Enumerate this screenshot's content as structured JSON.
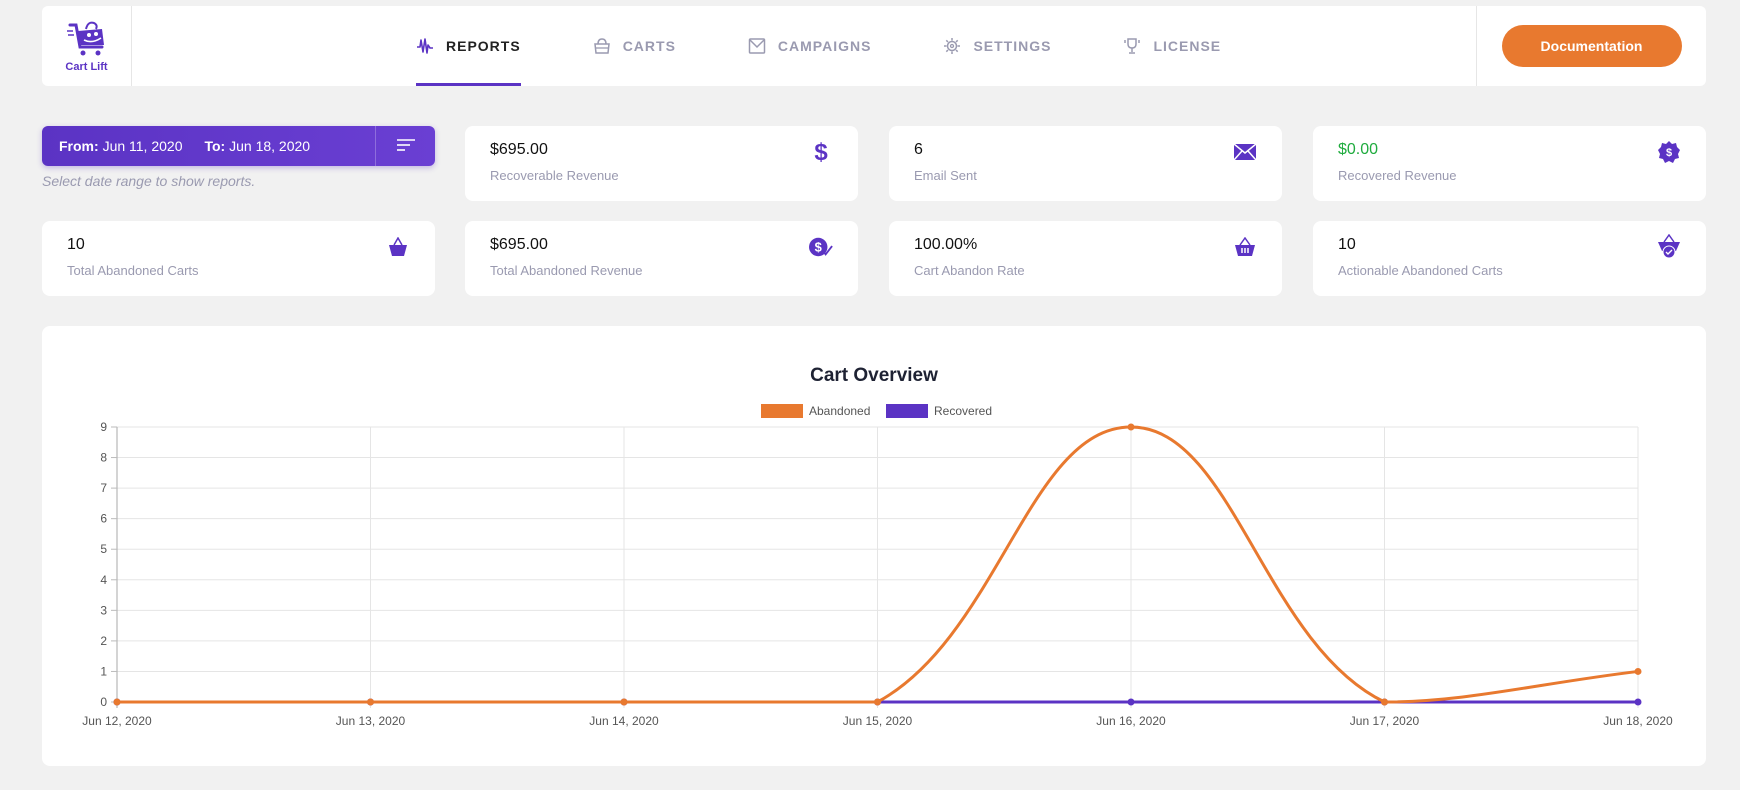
{
  "app": {
    "name": "Cart Lift"
  },
  "nav": {
    "items": [
      {
        "label": "REPORTS",
        "icon": "pulse-icon",
        "active": true
      },
      {
        "label": "CARTS",
        "icon": "basket-icon",
        "active": false
      },
      {
        "label": "CAMPAIGNS",
        "icon": "mail-icon",
        "active": false
      },
      {
        "label": "SETTINGS",
        "icon": "gear-icon",
        "active": false
      },
      {
        "label": "LICENSE",
        "icon": "trophy-icon",
        "active": false
      }
    ],
    "doc_button": "Documentation"
  },
  "date_filter": {
    "from_label": "From:",
    "from_value": "Jun 11, 2020",
    "to_label": "To:",
    "to_value": "Jun 18, 2020",
    "hint": "Select date range to show reports."
  },
  "stats": [
    {
      "value": "$695.00",
      "label": "Recoverable Revenue",
      "icon": "dollar-icon"
    },
    {
      "value": "6",
      "label": "Email Sent",
      "icon": "envelope-icon"
    },
    {
      "value": "$0.00",
      "label": "Recovered Revenue",
      "icon": "dollar-badge-icon",
      "color": "#1fab3e"
    },
    {
      "value": "10",
      "label": "Total Abandoned Carts",
      "icon": "basket-icon"
    },
    {
      "value": "$695.00",
      "label": "Total Abandoned Revenue",
      "icon": "dollar-check-icon"
    },
    {
      "value": "100.00%",
      "label": "Cart Abandon Rate",
      "icon": "basket-rate-icon"
    },
    {
      "value": "10",
      "label": "Actionable Abandoned Carts",
      "icon": "basket-check-icon"
    }
  ],
  "colors": {
    "accent": "#5b33c4",
    "orange": "#e8792f",
    "green": "#1fab3e"
  },
  "chart_data": {
    "type": "line",
    "title": "Cart Overview",
    "categories": [
      "Jun 12, 2020",
      "Jun 13, 2020",
      "Jun 14, 2020",
      "Jun 15, 2020",
      "Jun 16, 2020",
      "Jun 17, 2020",
      "Jun 18, 2020"
    ],
    "series": [
      {
        "name": "Abandoned",
        "color": "#e8792f",
        "values": [
          0,
          0,
          0,
          0,
          9,
          0,
          1
        ]
      },
      {
        "name": "Recovered",
        "color": "#5b33c4",
        "values": [
          0,
          0,
          0,
          0,
          0,
          0,
          0
        ]
      }
    ],
    "yticks": [
      0,
      1,
      2,
      3,
      4,
      5,
      6,
      7,
      8,
      9
    ],
    "ylim": [
      0,
      9
    ],
    "xlabel": "",
    "ylabel": "",
    "grid": true,
    "legend": "top-center"
  }
}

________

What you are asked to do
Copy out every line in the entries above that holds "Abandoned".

Answer space
      "label": "Total Abandoned Carts",
      "label": "Total Abandoned Revenue",
      "label": "Actionable Abandoned Carts",
        "name": "Abandoned",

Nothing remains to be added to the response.